Body swap comedies are a genre unto themselves, but no one has ever approached the subject quite the way that Freaky does. The movie tells the story of a serial killer and teenage girl who switch bodies, leading to plenty of grisly kills, and some truly excellent comedy from Vince Vaughn. Freaky is a horror comedy in the best sense, and it maximizes both of those elements from start to finish.
The movie might not have seemed like a sure-fire hit on paper, but it’s one of the best horror movies of recent years, in part because it’s equally interested in terrifying its audience and making them burst out in laughter.
The Exorcist: Part III (1990)
The original Exorcist may very well be one of the very best horror movies ever made, so it would seem rather foolish to suggest that any of the sequels could live up to it. The Exorcist: Part III might not be quite as good as the original, but it’s pretty close. At the very least, it ranks high on the best movies and TV shows in The Exorcist franchise.
Following a police captain as he attempts to solve a series of horrific murders in his town, The Exorcist Part III digs into the themes of faith and death that fascinated the first film, and is also pretty perfectly directed until its rather perfunctory final sequence. Add in a committed, hilarious, riveting performance from George C. Scott, and you’ve got yourself a great movie.
The Black Phone (2022)
Ethan Hawke is great in basically whatever role you want to put him in, but he doesn’t get to be a creep nearly enough. In The Black Phone, Hawke plays a killer of children who has kidnapped a child. The child discovers that he can use the phone in his captor’s basement to contact the killer’s previous victims and uses the knowledge from them to plan his escape.

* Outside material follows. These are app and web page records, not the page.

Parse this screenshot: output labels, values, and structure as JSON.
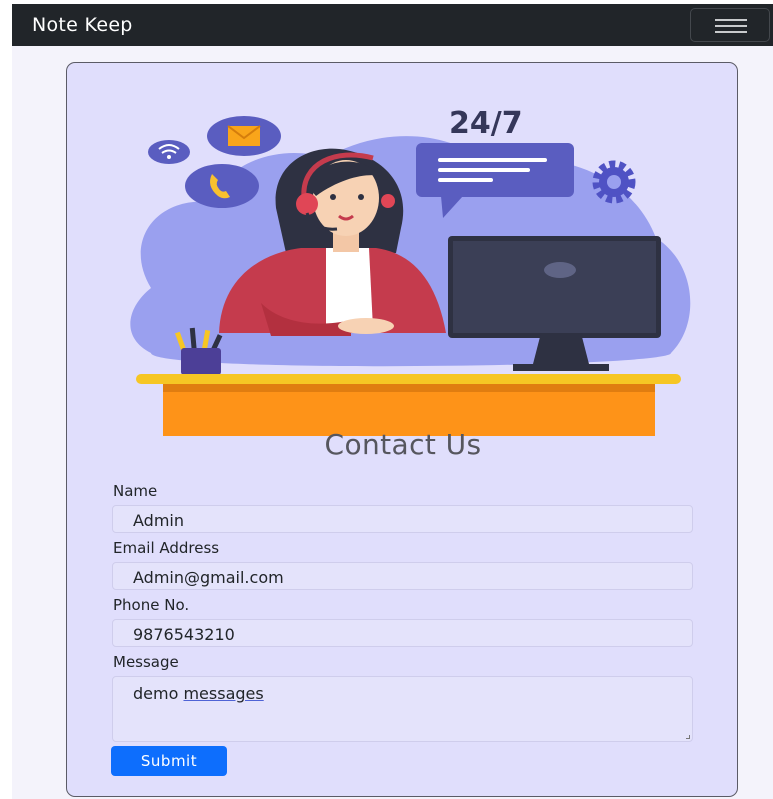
{
  "navbar": {
    "brand": "Note Keep",
    "toggler_icon": "hamburger-menu-icon"
  },
  "illustration": {
    "badge_text": "24/7",
    "icons": [
      "wifi-icon",
      "mail-icon",
      "phone-icon",
      "chat-bubble-icon",
      "gear-icon",
      "pencil-cup-icon",
      "monitor-icon",
      "headset-agent-icon"
    ],
    "colors": {
      "blob": "#9aa0ef",
      "desk": "#fe9318",
      "desk_top": "#f6c624",
      "jacket": "#c53b4d"
    }
  },
  "form": {
    "title": "Contact Us",
    "fields": {
      "name": {
        "label": "Name",
        "value": "Admin"
      },
      "email": {
        "label": "Email Address",
        "value": "Admin@gmail.com"
      },
      "phone": {
        "label": "Phone No.",
        "value": "9876543210"
      },
      "message": {
        "label": "Message",
        "value_word1": "demo",
        "value_word2": "messages"
      }
    },
    "submit_label": "Submit"
  },
  "colors": {
    "navbar": "#212529",
    "card_bg": "#e0defc",
    "primary": "#0d6efd"
  }
}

The Black Phone is deliberately small-scale but genuinely tense from start to finish. It’s exactly the kind of great small-budget horror film that we don’t get to see in theaters often enough these days, and Hawke is truly great in it.